The links between the two films are notable: both feature gangs of pop-culture-savvy teens who come up against an intergalactic menace and both pay direct homage to the post-‘Star Wars’, pre-CGI golden age of kid-friendly genre cinema. But where Joe Cornish’s Brixton-set barnstormer used these influences as a springboard for a pacy, socially conscious comedy-horror, Abrams’s small-town sci-fi fantasy seems hamstrung by its director’s desire to pay glowing tribute to his cinematic heroes.

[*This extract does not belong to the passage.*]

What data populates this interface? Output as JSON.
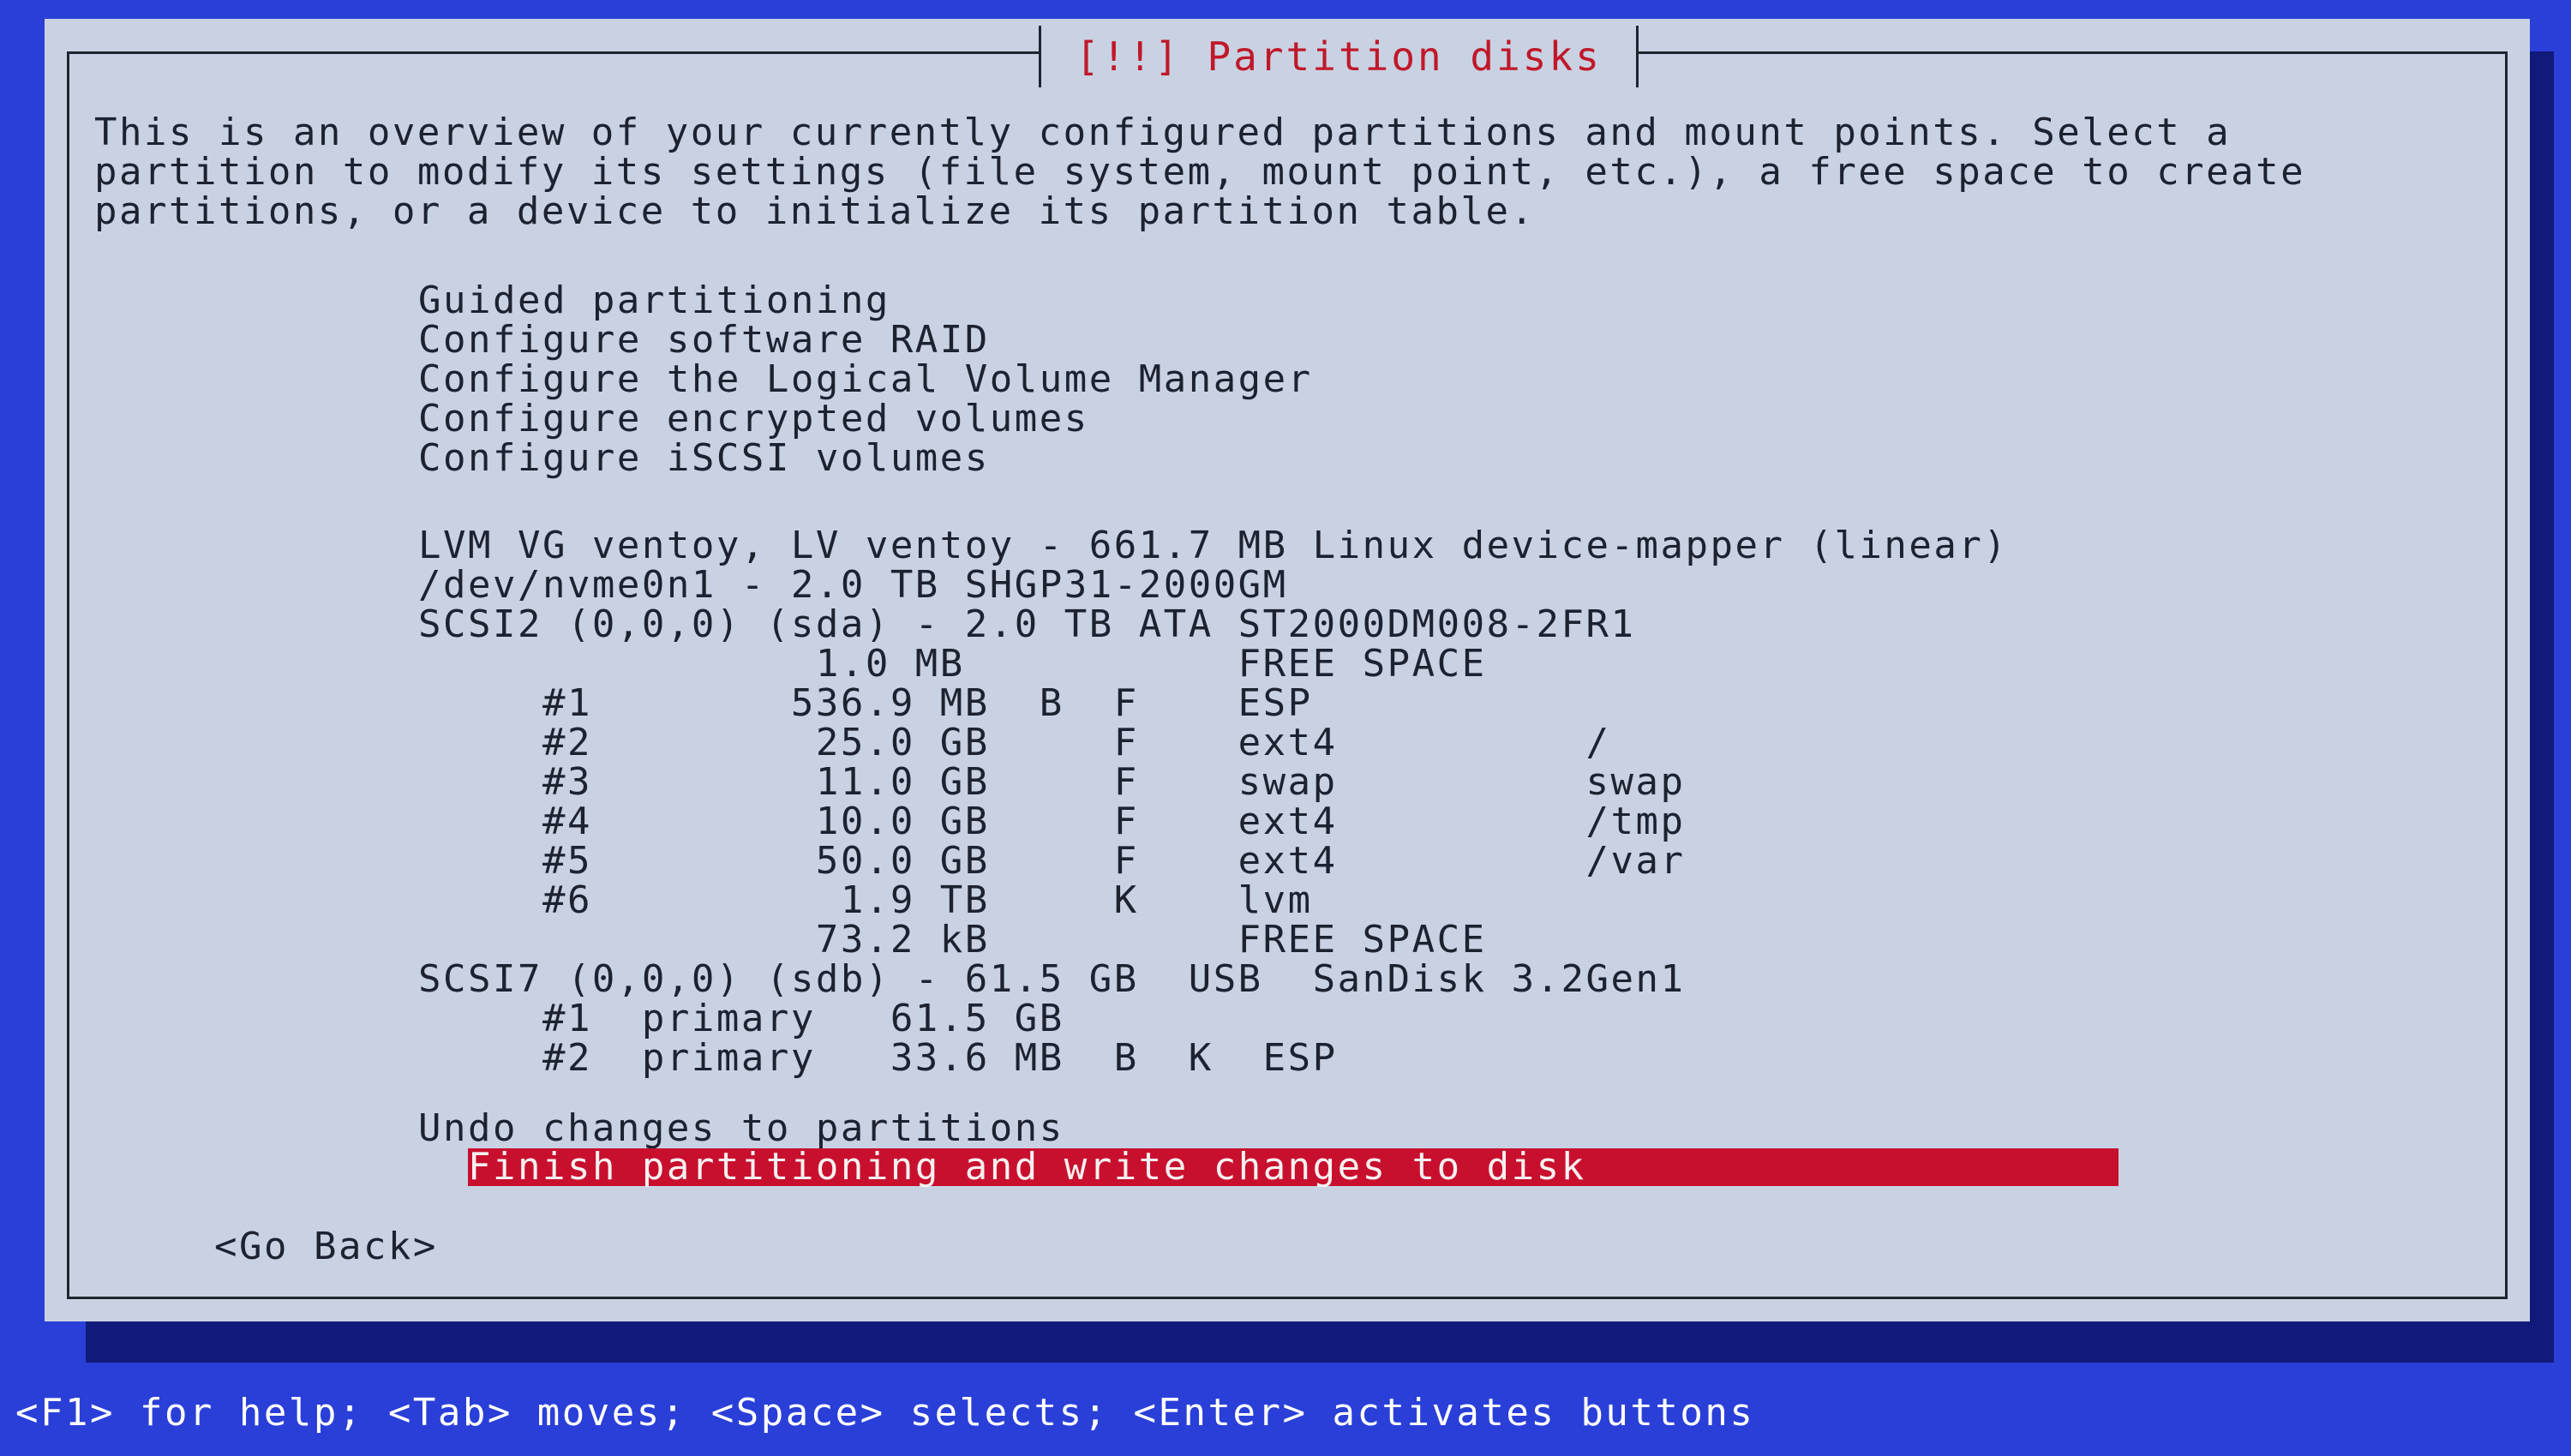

‘Super 8’ opens strongly, as a gang of youths led by recently bereaved SFX nut Joe (Joel Courtney) and bullish wannabe director Charles (Riley Griffiths) set out to make a DIY zombie movie for a local film festival and accidentally photograph a devastating train crash. It’s not long before the army shows up, people begin to disappear and Joe and his friends are caught in the middle of a military cover-up.
There’s plenty to recommend here: the train crash sequence is stunning, a thunderous and nail-biting display of special effects wizardry and directorial flair. The young actors are great too, notably an icily imposing performance from Elle Fanning as the troubled object of Joe’s romantic desires. Abrams’s script sparkles in a handful of overlapping, Spielbergian suburban dialogue scenes and it’s sprinkled with choice one-liners.
But as the plot contrivances pile up, Abrams finds it impossible to maintain either the quality or the tension. The humour descends from snappy, believable banter to broad ‘Goonies’-style slapstick – kids shrieking and falling over – while the emotional scenes plummet from the wonderfully terse, tight-lipped tragedy of the prologue to pure, manipulative schmaltz. Worst of all, the alien subplot is tiresome and derivative, leading to a laughable sub-‘ET’ finale.
It seems churlish to deride as unoriginal a film intended so clearly as homage, but the likes of ‘Attack the Block’ prove you can be both familiar and fresh. ‘Super 8’ doesn’t even try, content to let our nostalgic memories of better movies fill in the blank spaces in the script. The result is a diverting but rather pointless affair, undermined by its obsessive and clinical commitment to recreating past glories. Bring on ‘Attack the Block 2’.